A sitemap.xml is a list of all URLs of your website, and is machine-readable. It helps Google crawl and index your website efficiently. In this article we show you how you can create, monitor and optimize your sitemap.xml file.
A sitemap.xml is a file that exists in XML format. It can be read by search engines and contains all URLs of your website, as well as information about when a URL was modified and how often this URL is updated.
The XML Sitemap is important because it can help Google or other search engines bots crawl and index your site. With the sitemap, the Googlebot can easily crawl deeper directories of your website.
An XML sitemap is also useful in the following cases:
New directory: If you have created a new directory in your website, these URLs are not yet linked externally, meaning the Googlebot cannot easily access these URLs. Furthermore, the crawler may not yet have discovered these new URLs via internal links on your page. With the sitemap, you are giving the Googlebot a clear indication that you have new content.
New website: Creating an XML sitemap is particularly important for completely new websites. You can use it to inform Google about all existing URLs so that the Googlebot can index them bit by bit.
Very large websites: If your website has many directories and many URLs, it can take a very long time for the Googlebot to crawl and index all URLs. If there is an XML sitemap, there is a higher chance that the URLs it contains will also be crawled.
However, bear in mind that even with a sitemap, you can’t guarantee that the URLs listed will actually be indexed.
<?xml version="1.0" encoding="UTF-8"?>

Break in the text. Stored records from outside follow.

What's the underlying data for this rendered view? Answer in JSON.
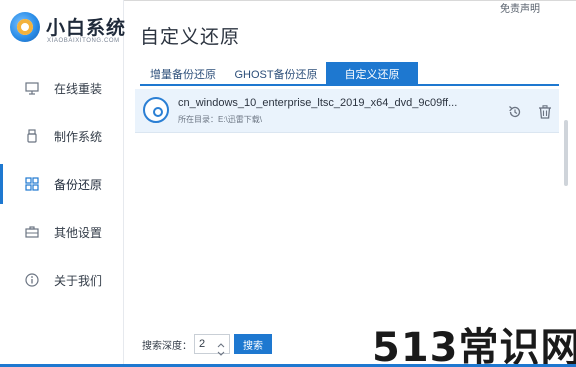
{
  "app": {
    "logo_title": "小白系统",
    "logo_sub": "XIAOBAIXITONG.COM",
    "window_link": "免责声明"
  },
  "sidebar": {
    "items": [
      {
        "label": "在线重装",
        "icon": "monitor-icon"
      },
      {
        "label": "制作系统",
        "icon": "usb-icon"
      },
      {
        "label": "备份还原",
        "icon": "backup-icon",
        "active": true
      },
      {
        "label": "其他设置",
        "icon": "toolbox-icon"
      },
      {
        "label": "关于我们",
        "icon": "info-icon"
      }
    ]
  },
  "main": {
    "title": "自定义还原",
    "tabs": [
      {
        "label": "增量备份还原"
      },
      {
        "label": "GHOST备份还原"
      },
      {
        "label": "自定义还原",
        "active": true
      }
    ],
    "files": [
      {
        "name": "cn_windows_10_enterprise_ltsc_2019_x64_dvd_9c09ff...",
        "dir": "所在目录：E:\\迅雷下载\\"
      }
    ]
  },
  "search": {
    "depth_label": "搜索深度：",
    "depth_value": "2",
    "button_label": "搜索"
  },
  "watermark": "513常识网",
  "colors": {
    "accent": "#1e78d0",
    "row_bg": "#eaf3fc",
    "text": "#2c3440"
  }
}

In the first line, there is an indication in which XML version the sitemap was created. This is followed by the reference to the coding used.
The second line indicates the schema according to which the sitemap.xml is created.
Then follow the URL elements, which contain a loc tag and can contain further tags. Common tags are … (specify the frequency at which the URL changes) and … (specify how the Googlebot should prioritize the URLs when crawling).
You should watch out for the following points when creating a sitemap:
Use only complete URLs and no relative URLs. The Googlebot cannot process relative URLs. A complete URL is: https://www.yourwebsite.com/directory and not /directory.
Store URLs without session IDs, otherwise the Googlebot might crawl your URLs several times. Additionally, multiple indexing can result in duplicate content.
Code your sitemap in UTF-8. This makes URLs with special characters machine-readable.
For 50,000 URLs or more, you should create a second sitemap.
If you create several sitemaps, you should generate a sitemap index file.
You can usually generate a sitemap.xml with common CMS like WordPress or Typo3. There are also many plugins that act as sitemap generators.
After you have created the sitemap, you store it in the root directory of your domain, ideally: www.yourwebsite.com/sitemap.xml
Then, to inform the Googlebot about your sitemap, you should submit it to the Google Search Console. Log into your Google Search Console account, click on "Sitemaps", and then enter the URL path in the field provided. Then click "Submit" and your XML Sitemap will be retrieved by Google and analyzed in the Search Console.
Figure 1: Submit sitemap to the Google Search Console
If you use the BING Webmaster Tools, you can also submit the sitemap to them.
Once you have created your sitemap.xml on your domain, you can monitor and analyze the file with Ryte Website Success. The sitemap reports can be found in Website Success, under "Sitemaps".
First you check with Ryte whether all important URLs are contained in your Sitemap.xml. Click on "Included in Sitemaps".
Figure 2: Check that all URLs are included in the sitemap
Then, you can retrieve the status codes of the URLs that are stored in the sitemap. It is important, for example, to check whether there are still URLs in the sitemap that have already been deleted on the server. You can also use this report to quickly determine whether your sitemap contains URLs that redirect to another URL via 301-Redirect.
Figure 3: Find the status codes of your URLs
With the priority settings, Ryte Website Success shows you which URLs in the XML Sitemap have been assigned the highest priority. This gives you a quick overview of which URLs Googlebot should give priority to.
Figure 4: Check the importance of each URL
When you create an XML sitemap, you cannot often track changes to the file. However, Ryte Website Success can tell you exactly when the XML file was last modified. To do this, simply click on "Last changes".
In addition to the standard reports, you can also analyze the Sitemap.xml with further filters, for example you can find URLs which have been excluded from indexing with the noindex tag.
Figure 5: Find URLs in the sitemap that have a noindex tag
Or you can check with Ryte whether your sitemap lists URLs that contain a canonical that points to another file.
Figure 7: Filter URLs with canonical tags
With Ryte's sitemap reports you can quickly find out if and where you should customize your XML file. Using the reports you can either modify the entire configuration of your sitemap or manually delete or adjust individual URLs from your file.
Published on Jun 12, 2019 by Philipp Roos